I began my publishing career in 1978 and learned how to produce bound books at my first job for a now defunct publishing company that was more interested in creative financing than was healthy for them. Yet, their creative ways allowed them to publish translated works of real value that would not have seen an American audience or been found on bookstore shelves because of the ways in which the business was structured in those days.
Fast forward to the 1990s when major publishers were not open at all to the idea of e-books or what they were in those days, pdf files on your desktop. An inventive and far-sighted publisher was put out of business by the major publishers for daring to suggest that out of print books, in other words, books no publisher was interested in any longer, might find a new market in the digital realm of our computer screens. But, as I said, this individual was driven out of business and litigated to death over a format that we now all find old fashioned, yet was the very format that Barnes & Noble used in their early versions of the NOOK.
Today, we read constantly that e-books aren’t doing as well as the predictions of analysts who seem to be more concerned with turning profits than reading books. Yet, one company has been allowed to post deficits for years, until just this year in fact, because Amazon of all the players in the e-book world has not been tech adverse in its business model. Its business model is based on a much deeper understanding of the technical world in which we live (with the attendant bad and good that means) and has profited from the sale of e-books in ways that publishers never can. It takes a moment to understand why Amazon has invested so much money in their book business.
If you stop for a moment and think more about what it is that Amazon knows about you, you will begin to comprehend just how their business is predicated on being a one-stop purveyor of all things you need. Over the 2 decades that they have been in business, Amazon has been collecting data on all its customers and creating a data bank that allows them to know how to sell almost anything we want. No one except them has access to this data, oh, except the government of course, and even publishers who could do a much better business if they had this information are not allowed access to it.
Their technology for e-books, which is theirs alone, no other e-tailer can use or does use the proprietary software that Amazon designed for the e-books that they distribute (Mobi) and while we are speaking of their unique practices, you also don’t own the e-books you download onto the Kindle, they do. And at any time they can delete it from your devices.
Yet, for all these problems and the complicated history of how we arrived at this moment of e-books and their place in our libraries, I am still a huge fan of them for practical reasons (I can take a library with me when I travel and I travel a lot) and I think environmentally, we stand a better chance of preserving the resources we have, given though that we understand what resources are necessary to manufacture our devices and how they are obtained. (I will write further about this issue in coming posts.)

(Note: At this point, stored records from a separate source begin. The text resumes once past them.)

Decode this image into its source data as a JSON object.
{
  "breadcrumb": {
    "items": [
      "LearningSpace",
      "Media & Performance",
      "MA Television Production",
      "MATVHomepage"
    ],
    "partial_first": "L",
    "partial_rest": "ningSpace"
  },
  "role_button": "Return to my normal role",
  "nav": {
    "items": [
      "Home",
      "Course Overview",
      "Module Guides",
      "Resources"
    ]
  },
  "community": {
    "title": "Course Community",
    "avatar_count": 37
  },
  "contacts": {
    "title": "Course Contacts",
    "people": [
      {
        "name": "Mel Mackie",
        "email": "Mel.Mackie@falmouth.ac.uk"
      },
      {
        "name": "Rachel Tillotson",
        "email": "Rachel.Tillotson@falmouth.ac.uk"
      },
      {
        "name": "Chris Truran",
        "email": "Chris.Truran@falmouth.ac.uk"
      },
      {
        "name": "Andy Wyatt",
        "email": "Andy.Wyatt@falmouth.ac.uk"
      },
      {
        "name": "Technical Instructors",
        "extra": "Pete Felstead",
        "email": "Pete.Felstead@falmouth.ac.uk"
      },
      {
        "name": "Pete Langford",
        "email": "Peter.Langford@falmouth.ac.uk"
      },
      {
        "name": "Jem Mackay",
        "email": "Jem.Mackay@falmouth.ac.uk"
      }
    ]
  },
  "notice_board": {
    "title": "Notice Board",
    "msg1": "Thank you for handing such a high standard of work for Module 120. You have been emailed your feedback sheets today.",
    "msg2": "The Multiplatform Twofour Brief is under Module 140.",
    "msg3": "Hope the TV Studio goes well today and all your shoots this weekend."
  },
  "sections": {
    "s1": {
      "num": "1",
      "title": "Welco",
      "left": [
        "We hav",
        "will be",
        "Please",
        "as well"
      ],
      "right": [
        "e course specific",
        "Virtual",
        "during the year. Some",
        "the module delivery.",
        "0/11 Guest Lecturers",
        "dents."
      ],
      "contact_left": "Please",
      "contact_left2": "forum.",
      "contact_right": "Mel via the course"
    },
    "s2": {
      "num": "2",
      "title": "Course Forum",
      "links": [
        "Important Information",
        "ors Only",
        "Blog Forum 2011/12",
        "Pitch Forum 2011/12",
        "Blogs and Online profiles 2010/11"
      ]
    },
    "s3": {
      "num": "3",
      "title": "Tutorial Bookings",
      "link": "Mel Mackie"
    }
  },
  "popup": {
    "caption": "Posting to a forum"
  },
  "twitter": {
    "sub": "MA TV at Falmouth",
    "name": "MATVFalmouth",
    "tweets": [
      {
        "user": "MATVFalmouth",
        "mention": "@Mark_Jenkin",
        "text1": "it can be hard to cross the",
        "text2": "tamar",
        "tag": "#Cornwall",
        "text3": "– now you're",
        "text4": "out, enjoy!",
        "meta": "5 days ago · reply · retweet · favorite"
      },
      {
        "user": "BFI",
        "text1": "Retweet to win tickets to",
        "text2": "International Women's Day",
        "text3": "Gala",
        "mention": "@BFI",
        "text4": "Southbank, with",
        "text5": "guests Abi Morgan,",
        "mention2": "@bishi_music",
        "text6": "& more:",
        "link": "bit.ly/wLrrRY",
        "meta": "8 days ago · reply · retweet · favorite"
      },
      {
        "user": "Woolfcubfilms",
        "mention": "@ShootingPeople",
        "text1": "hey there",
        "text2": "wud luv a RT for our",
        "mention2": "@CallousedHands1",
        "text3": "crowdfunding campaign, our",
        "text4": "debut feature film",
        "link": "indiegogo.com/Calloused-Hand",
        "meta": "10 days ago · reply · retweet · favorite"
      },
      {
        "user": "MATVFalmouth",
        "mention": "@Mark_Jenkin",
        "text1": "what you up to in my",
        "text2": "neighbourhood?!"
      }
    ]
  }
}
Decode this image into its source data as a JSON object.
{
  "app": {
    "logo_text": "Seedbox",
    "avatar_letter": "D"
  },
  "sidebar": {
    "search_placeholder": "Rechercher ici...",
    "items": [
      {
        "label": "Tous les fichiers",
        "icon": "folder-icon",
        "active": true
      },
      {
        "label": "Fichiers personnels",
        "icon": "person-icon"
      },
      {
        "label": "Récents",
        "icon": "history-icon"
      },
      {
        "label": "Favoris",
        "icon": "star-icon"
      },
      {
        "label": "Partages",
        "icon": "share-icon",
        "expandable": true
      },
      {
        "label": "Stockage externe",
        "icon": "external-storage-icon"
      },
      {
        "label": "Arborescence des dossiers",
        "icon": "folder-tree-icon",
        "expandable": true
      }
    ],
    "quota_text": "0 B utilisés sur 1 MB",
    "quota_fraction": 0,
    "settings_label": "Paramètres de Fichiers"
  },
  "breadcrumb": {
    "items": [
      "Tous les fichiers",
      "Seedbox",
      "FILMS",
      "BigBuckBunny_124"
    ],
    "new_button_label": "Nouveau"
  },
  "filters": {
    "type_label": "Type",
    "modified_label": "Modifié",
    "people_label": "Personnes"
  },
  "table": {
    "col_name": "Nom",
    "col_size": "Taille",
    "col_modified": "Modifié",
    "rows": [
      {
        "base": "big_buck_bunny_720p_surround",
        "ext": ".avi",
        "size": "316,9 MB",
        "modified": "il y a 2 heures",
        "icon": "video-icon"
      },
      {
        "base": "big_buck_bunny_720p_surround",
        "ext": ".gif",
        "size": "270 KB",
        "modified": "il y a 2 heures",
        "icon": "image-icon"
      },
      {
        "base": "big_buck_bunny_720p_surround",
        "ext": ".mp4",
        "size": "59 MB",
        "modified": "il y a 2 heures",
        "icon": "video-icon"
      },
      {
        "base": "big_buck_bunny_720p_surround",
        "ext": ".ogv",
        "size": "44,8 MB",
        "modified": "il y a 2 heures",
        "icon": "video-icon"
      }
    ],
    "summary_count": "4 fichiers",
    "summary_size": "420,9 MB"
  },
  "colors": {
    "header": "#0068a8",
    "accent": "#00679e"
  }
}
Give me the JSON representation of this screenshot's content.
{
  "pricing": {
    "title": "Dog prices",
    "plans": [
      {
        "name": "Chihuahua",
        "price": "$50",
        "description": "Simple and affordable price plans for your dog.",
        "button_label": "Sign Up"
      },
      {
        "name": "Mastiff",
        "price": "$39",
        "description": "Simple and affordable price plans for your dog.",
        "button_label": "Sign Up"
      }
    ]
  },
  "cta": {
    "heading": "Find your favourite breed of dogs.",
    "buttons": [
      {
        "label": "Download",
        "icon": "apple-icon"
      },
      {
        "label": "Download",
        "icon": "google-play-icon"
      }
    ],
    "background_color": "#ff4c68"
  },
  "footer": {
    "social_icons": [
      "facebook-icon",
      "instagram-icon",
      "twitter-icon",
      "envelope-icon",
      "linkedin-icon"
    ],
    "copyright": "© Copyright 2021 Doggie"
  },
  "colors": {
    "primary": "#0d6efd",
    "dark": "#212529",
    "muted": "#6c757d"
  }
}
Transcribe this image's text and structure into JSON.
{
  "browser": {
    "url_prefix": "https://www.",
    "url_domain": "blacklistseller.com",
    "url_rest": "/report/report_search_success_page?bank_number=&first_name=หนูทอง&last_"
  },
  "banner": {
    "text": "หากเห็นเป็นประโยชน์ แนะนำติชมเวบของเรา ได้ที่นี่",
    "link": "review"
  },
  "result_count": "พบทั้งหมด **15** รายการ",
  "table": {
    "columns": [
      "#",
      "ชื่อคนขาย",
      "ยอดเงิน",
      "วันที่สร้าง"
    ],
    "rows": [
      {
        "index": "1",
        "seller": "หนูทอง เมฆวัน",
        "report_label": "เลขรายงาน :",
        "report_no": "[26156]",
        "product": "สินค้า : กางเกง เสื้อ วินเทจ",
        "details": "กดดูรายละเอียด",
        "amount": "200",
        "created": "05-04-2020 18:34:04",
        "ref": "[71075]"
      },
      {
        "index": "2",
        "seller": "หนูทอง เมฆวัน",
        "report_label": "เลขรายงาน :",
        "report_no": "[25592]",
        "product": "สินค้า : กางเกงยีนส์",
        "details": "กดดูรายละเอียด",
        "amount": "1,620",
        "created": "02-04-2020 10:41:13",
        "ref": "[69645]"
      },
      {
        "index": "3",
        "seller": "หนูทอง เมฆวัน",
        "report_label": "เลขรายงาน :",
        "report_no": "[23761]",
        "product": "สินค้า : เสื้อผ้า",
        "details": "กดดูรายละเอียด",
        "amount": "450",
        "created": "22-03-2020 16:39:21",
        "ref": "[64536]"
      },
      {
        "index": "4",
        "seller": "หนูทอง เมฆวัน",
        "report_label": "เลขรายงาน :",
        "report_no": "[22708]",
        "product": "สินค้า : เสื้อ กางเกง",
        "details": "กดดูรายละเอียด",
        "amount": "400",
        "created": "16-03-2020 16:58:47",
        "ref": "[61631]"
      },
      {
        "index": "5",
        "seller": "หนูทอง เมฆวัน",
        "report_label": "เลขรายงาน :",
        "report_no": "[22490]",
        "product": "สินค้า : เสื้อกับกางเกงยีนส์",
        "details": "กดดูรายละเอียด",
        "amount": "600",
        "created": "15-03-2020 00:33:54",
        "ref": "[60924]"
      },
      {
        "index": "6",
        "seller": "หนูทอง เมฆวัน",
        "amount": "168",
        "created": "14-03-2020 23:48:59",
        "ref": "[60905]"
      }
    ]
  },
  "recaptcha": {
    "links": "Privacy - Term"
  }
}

We are all called upon to take seriously our libraries and bookstores, to support the writers and publishers who are producing the literature we need to make better choices and to lead more informed lives. Books are treasured by so many for these reasons but also because within the process of reading them, we are transformed as the writer who wrote them was also transformed in the process of building those stories and finding the words to say exactly what she meant to say.
E-books aren’t as some would like you to believe all that cheap to produce. The same, very same, efforts to make the text the best it can be is necessary for both bound and e-books. What is different is that e-books can be produced more quickly and made available across a variety of markets in ways that bound books cannot be.
Ride the wave of e-books and experience the freedom to read anywhere at any time almost any book you want to read. Share almost all content with your friends, quote it directly into your emails, your FB page, onto a Twitter post, however the words move you to share them; that too is your new ability given the ways in which e-books are formated.
All the books I publish are available as e-books and you can find out all about them here.